I want to discuss Jane Goodall and Margaret Atwood, and the role religion/hope plays in the trilogy. Starting with Jane Goodall (my numero uno feminine queen goddess role model) and Margaret Atwood. I recently read an interview with Goodall (explorer mag?) where she claimed that the one thing that separated us from any other type of animal is our ability to ask questions. I found this idea eerily echoed in Atwood’s Craker’s. Their unique lack of history (being created in a test tube) makes them easily susceptible to that which killed the cat. Jane Goodall is celebrated in Maddaddam on her feast day. On this day, the God’s Gardeners celebrate Goodall and everything she did for them and the world.

When I recently went to see Atwood speak at the public library, I wanted to ask her if she was religious, but sometimes people get touchy with those questions, so I didn’t. The theme of religion feels almost too heavy at some points throughout this trilogy. The Craker’s hero-worship Crake, who made them. The story that Toby and Jimmy tell the Craker’s is eerily similar to our stories about God. Once Crake was done clearing away the “chaos” (the majority of the human race), he went up into the clouds and now lives up there. These ideas about death are a comfort to the Craker’s, who love Crake and want to know that he is still someone alive.

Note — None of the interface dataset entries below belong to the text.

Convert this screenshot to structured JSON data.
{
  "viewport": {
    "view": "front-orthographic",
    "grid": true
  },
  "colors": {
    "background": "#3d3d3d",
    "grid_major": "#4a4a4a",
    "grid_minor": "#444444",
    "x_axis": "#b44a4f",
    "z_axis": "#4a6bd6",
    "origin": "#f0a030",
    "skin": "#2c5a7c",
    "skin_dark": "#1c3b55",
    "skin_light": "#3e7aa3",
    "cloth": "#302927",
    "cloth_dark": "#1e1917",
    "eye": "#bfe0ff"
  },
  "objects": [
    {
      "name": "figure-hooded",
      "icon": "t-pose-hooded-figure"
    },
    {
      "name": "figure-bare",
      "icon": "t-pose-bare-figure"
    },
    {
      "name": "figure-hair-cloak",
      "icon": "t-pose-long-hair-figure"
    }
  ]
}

On an unrelated sidenote, Margaret talked about her work with the Future Library project, which I think is amazing. You all can check out the project here: http://www.katiepaterson.org/futurelibrary/.

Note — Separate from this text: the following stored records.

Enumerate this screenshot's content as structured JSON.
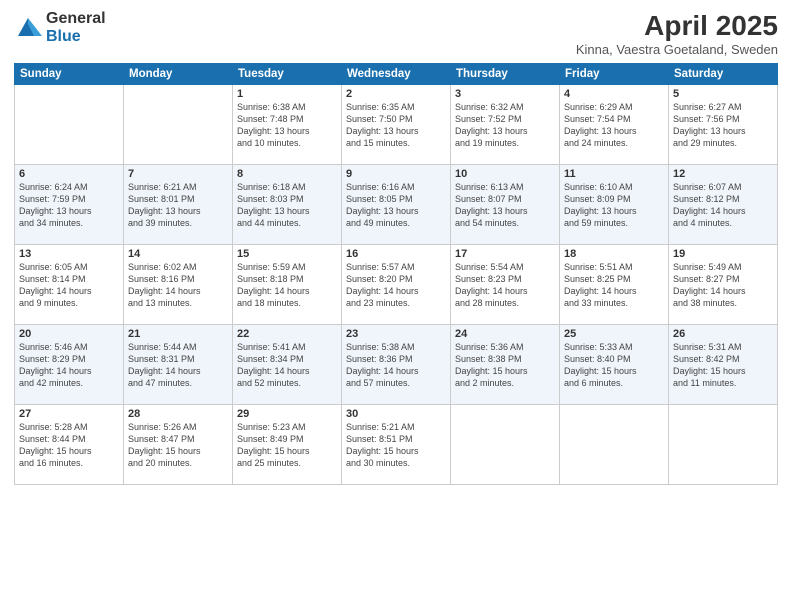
{
  "header": {
    "logo_general": "General",
    "logo_blue": "Blue",
    "title": "April 2025",
    "subtitle": "Kinna, Vaestra Goetaland, Sweden"
  },
  "days_of_week": [
    "Sunday",
    "Monday",
    "Tuesday",
    "Wednesday",
    "Thursday",
    "Friday",
    "Saturday"
  ],
  "weeks": [
    [
      {
        "day": "",
        "info": ""
      },
      {
        "day": "",
        "info": ""
      },
      {
        "day": "1",
        "info": "Sunrise: 6:38 AM\nSunset: 7:48 PM\nDaylight: 13 hours\nand 10 minutes."
      },
      {
        "day": "2",
        "info": "Sunrise: 6:35 AM\nSunset: 7:50 PM\nDaylight: 13 hours\nand 15 minutes."
      },
      {
        "day": "3",
        "info": "Sunrise: 6:32 AM\nSunset: 7:52 PM\nDaylight: 13 hours\nand 19 minutes."
      },
      {
        "day": "4",
        "info": "Sunrise: 6:29 AM\nSunset: 7:54 PM\nDaylight: 13 hours\nand 24 minutes."
      },
      {
        "day": "5",
        "info": "Sunrise: 6:27 AM\nSunset: 7:56 PM\nDaylight: 13 hours\nand 29 minutes."
      }
    ],
    [
      {
        "day": "6",
        "info": "Sunrise: 6:24 AM\nSunset: 7:59 PM\nDaylight: 13 hours\nand 34 minutes."
      },
      {
        "day": "7",
        "info": "Sunrise: 6:21 AM\nSunset: 8:01 PM\nDaylight: 13 hours\nand 39 minutes."
      },
      {
        "day": "8",
        "info": "Sunrise: 6:18 AM\nSunset: 8:03 PM\nDaylight: 13 hours\nand 44 minutes."
      },
      {
        "day": "9",
        "info": "Sunrise: 6:16 AM\nSunset: 8:05 PM\nDaylight: 13 hours\nand 49 minutes."
      },
      {
        "day": "10",
        "info": "Sunrise: 6:13 AM\nSunset: 8:07 PM\nDaylight: 13 hours\nand 54 minutes."
      },
      {
        "day": "11",
        "info": "Sunrise: 6:10 AM\nSunset: 8:09 PM\nDaylight: 13 hours\nand 59 minutes."
      },
      {
        "day": "12",
        "info": "Sunrise: 6:07 AM\nSunset: 8:12 PM\nDaylight: 14 hours\nand 4 minutes."
      }
    ],
    [
      {
        "day": "13",
        "info": "Sunrise: 6:05 AM\nSunset: 8:14 PM\nDaylight: 14 hours\nand 9 minutes."
      },
      {
        "day": "14",
        "info": "Sunrise: 6:02 AM\nSunset: 8:16 PM\nDaylight: 14 hours\nand 13 minutes."
      },
      {
        "day": "15",
        "info": "Sunrise: 5:59 AM\nSunset: 8:18 PM\nDaylight: 14 hours\nand 18 minutes."
      },
      {
        "day": "16",
        "info": "Sunrise: 5:57 AM\nSunset: 8:20 PM\nDaylight: 14 hours\nand 23 minutes."
      },
      {
        "day": "17",
        "info": "Sunrise: 5:54 AM\nSunset: 8:23 PM\nDaylight: 14 hours\nand 28 minutes."
      },
      {
        "day": "18",
        "info": "Sunrise: 5:51 AM\nSunset: 8:25 PM\nDaylight: 14 hours\nand 33 minutes."
      },
      {
        "day": "19",
        "info": "Sunrise: 5:49 AM\nSunset: 8:27 PM\nDaylight: 14 hours\nand 38 minutes."
      }
    ],
    [
      {
        "day": "20",
        "info": "Sunrise: 5:46 AM\nSunset: 8:29 PM\nDaylight: 14 hours\nand 42 minutes."
      },
      {
        "day": "21",
        "info": "Sunrise: 5:44 AM\nSunset: 8:31 PM\nDaylight: 14 hours\nand 47 minutes."
      },
      {
        "day": "22",
        "info": "Sunrise: 5:41 AM\nSunset: 8:34 PM\nDaylight: 14 hours\nand 52 minutes."
      },
      {
        "day": "23",
        "info": "Sunrise: 5:38 AM\nSunset: 8:36 PM\nDaylight: 14 hours\nand 57 minutes."
      },
      {
        "day": "24",
        "info": "Sunrise: 5:36 AM\nSunset: 8:38 PM\nDaylight: 15 hours\nand 2 minutes."
      },
      {
        "day": "25",
        "info": "Sunrise: 5:33 AM\nSunset: 8:40 PM\nDaylight: 15 hours\nand 6 minutes."
      },
      {
        "day": "26",
        "info": "Sunrise: 5:31 AM\nSunset: 8:42 PM\nDaylight: 15 hours\nand 11 minutes."
      }
    ],
    [
      {
        "day": "27",
        "info": "Sunrise: 5:28 AM\nSunset: 8:44 PM\nDaylight: 15 hours\nand 16 minutes."
      },
      {
        "day": "28",
        "info": "Sunrise: 5:26 AM\nSunset: 8:47 PM\nDaylight: 15 hours\nand 20 minutes."
      },
      {
        "day": "29",
        "info": "Sunrise: 5:23 AM\nSunset: 8:49 PM\nDaylight: 15 hours\nand 25 minutes."
      },
      {
        "day": "30",
        "info": "Sunrise: 5:21 AM\nSunset: 8:51 PM\nDaylight: 15 hours\nand 30 minutes."
      },
      {
        "day": "",
        "info": ""
      },
      {
        "day": "",
        "info": ""
      },
      {
        "day": "",
        "info": ""
      }
    ]
  ]
}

-A

The Year of the Flood and Oryx and Crake

I am over 100 pages into The Year of the Flood by Margaret Atwood and I cannot figure out when in comparison to Oryx and Crake it takes place. I can’t even tell if we are supposed to be able to figure this out or not.

Atwood’s MaddAddam Trilogy (of which Oryx and Crake is the first installment followed by The Year of the Flood) tells the story of a dystopian future in which much of humanity has been killed off by a supposedly man-made disease. Animal splices, the result of DNA mixes, run rampant.

Sidetracking, I would KILL for a rakunk. I know we are supposed to think that this future world is awful and that we as humans are bad for mixing the DNA of other animals, but when Snowman describes his childhood pet, a mix between a rat and a skunk, all I want to do is buy one. Sorry.

Anyway, Oryx and Crake follows the story of Snowman, one of the few surviving humans left after the disease has taken out anyone infected. The Year of the Flood is about Ren, a “young” trapeze artist (read stripper) and Toby. I think that the two novels are taking place at the same time, but I am not 100% sure, and it is distracting me from fully enjoying the book.

One more sidetrack, I have this problem when I read Margaret. I keep thinking her “young” characters are 10-15, and then I find out towards the end that they are closer to 30. Not sure if this is due to my extreme youth (hair flip emoji) or to Margaret’s extreme non-youth, but I wonder if I’m the only one who has this problem. Probably.

The MaddAddam Trilogy is definitely worth the read. It will leave you wondering what path we are going down as a species and whether or not we wish to continue.

-A